If there is one phrase which defines many aspects of Pakistan, it is “Janus-faced”. So apt do I find it, and so often did I use it in the draft of my book Pakistan: A Hard Country (Penguin/Public Affairs, 2011), that the editor went through the manuscript excising it.
Where politics are concerned, the notion suggests that many of the features of Pakistan’s state and government which are responsible for holding Islamist extremism in check are at the same time responsible for holding back Pakistan’s social, economic and political development.
This is most obviously true of the Pakistan army. The institution is essential to keeping the country together, but through its proportionally huge budget drains money that might otherwise have gone to development; and through its repeated interventions in government acts as a brake on what might otherwise have been greater progress towards democracy.

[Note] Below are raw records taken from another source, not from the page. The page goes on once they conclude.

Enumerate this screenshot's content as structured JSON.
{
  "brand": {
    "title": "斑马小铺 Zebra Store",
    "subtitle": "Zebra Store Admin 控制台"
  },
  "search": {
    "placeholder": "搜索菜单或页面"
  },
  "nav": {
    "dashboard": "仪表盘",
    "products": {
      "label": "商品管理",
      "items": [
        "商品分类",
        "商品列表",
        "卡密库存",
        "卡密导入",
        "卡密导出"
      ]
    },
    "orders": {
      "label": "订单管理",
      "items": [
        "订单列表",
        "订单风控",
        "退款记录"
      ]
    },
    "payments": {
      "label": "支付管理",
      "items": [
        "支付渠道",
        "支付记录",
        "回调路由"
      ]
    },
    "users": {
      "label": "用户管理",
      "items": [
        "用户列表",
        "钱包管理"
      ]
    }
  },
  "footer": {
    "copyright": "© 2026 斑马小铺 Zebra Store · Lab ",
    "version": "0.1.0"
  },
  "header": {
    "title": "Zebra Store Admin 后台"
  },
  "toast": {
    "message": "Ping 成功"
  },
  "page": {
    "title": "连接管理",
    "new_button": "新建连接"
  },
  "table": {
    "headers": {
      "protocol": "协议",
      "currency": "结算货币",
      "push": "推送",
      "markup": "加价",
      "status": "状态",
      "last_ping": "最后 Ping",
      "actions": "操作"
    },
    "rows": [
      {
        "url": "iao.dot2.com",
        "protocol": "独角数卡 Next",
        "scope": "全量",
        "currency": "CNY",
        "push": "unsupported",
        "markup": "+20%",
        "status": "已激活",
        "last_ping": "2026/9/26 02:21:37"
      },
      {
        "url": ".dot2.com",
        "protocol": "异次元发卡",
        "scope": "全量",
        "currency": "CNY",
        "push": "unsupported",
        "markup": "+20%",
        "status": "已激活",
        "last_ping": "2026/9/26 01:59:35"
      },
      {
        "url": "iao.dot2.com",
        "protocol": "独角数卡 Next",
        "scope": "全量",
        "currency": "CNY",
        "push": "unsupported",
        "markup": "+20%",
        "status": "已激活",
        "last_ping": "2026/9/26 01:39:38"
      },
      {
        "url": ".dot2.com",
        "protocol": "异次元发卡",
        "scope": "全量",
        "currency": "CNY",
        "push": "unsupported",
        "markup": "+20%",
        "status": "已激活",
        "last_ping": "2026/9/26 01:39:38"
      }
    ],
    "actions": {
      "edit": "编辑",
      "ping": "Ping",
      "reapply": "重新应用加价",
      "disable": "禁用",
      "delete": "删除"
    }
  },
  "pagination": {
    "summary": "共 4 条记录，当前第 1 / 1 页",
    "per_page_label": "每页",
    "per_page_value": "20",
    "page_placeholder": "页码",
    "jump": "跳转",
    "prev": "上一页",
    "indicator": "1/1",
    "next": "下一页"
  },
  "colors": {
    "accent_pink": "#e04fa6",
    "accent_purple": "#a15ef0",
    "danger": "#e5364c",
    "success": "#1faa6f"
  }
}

The operative word here, however, is “might”. For even leaving aside the military, there are colossal obstacles in Pakistan both to the creation a truly representative democracy and to economic and social progress. These obstacles are bound up both with the deep conservatism of most of the population, and with the entrenched power of local kinship groups and the landowning and urban bosses who lead them.